* [WHAT TO WORK ON]: Copy out all lines bearing the word "arrow" from the listing below.

* [MATERIAL SHOWN]:
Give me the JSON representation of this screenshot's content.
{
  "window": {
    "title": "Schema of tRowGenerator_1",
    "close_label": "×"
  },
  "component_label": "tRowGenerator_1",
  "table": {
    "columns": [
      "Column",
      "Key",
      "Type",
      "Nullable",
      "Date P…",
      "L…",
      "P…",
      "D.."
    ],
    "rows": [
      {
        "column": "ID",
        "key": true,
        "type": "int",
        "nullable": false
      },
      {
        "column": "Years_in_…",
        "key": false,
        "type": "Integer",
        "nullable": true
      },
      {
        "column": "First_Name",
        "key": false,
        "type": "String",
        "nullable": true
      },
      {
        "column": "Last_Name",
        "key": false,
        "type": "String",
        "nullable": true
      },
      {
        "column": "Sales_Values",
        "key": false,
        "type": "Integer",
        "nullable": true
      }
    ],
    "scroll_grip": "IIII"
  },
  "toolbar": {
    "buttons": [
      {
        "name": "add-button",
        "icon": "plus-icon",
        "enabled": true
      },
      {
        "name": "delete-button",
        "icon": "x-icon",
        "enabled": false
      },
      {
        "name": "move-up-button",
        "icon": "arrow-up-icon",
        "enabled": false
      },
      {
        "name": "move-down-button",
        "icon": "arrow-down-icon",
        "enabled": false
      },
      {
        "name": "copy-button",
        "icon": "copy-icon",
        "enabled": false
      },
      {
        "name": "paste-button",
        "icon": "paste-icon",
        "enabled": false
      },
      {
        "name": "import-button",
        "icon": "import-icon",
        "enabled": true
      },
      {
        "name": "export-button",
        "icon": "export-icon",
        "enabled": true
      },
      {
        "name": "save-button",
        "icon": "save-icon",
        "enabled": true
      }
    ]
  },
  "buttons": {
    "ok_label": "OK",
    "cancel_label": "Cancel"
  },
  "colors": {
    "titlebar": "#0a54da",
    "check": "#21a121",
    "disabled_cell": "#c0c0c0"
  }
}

* [RESULT OF THIS EXERCISE]:
        "icon": "arrow-up-icon",
        "icon": "arrow-down-icon",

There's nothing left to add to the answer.